**Exercise prompt:**
Every line with "icon" in it should be copied from the data.

**The data:**
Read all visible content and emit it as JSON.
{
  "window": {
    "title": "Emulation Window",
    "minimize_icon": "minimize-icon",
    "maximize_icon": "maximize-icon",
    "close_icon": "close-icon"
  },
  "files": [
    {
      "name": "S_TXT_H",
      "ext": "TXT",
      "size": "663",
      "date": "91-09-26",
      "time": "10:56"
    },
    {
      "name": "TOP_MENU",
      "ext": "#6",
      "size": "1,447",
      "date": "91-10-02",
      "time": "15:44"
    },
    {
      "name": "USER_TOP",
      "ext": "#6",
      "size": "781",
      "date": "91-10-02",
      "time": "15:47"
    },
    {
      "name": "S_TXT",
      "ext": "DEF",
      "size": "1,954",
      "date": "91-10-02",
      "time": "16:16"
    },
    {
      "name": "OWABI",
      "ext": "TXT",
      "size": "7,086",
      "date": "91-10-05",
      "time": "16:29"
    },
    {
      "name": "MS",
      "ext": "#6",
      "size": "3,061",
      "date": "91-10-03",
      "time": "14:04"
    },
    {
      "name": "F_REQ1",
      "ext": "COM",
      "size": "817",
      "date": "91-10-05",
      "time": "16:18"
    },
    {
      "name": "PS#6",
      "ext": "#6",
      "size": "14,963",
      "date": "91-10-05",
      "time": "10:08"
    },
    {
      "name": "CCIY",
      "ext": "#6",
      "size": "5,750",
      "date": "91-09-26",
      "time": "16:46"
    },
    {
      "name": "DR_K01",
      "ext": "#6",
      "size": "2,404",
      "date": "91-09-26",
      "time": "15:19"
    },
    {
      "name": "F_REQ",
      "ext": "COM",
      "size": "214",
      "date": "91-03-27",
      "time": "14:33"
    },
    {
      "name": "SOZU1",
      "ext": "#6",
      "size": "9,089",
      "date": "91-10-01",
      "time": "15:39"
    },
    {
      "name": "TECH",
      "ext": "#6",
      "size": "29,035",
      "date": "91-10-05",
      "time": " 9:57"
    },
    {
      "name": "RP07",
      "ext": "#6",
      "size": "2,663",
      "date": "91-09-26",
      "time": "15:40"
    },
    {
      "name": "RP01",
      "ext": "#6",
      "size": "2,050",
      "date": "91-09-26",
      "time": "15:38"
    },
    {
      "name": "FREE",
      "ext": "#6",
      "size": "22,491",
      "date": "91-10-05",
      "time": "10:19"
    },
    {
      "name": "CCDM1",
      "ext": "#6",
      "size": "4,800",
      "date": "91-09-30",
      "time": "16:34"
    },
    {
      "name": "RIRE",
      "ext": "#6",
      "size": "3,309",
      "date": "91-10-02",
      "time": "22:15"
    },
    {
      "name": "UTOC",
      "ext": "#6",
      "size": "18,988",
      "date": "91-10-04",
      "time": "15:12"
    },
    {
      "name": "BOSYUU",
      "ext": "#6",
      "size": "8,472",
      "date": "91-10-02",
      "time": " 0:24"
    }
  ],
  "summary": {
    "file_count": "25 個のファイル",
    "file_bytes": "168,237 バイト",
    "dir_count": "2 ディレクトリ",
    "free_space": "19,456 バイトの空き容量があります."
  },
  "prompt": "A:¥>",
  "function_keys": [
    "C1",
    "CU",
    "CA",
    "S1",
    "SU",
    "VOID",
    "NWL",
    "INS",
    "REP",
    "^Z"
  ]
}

**Solved exercise:**
    "minimize_icon": "minimize-icon",
    "maximize_icon": "maximize-icon",
    "close_icon": "close-icon"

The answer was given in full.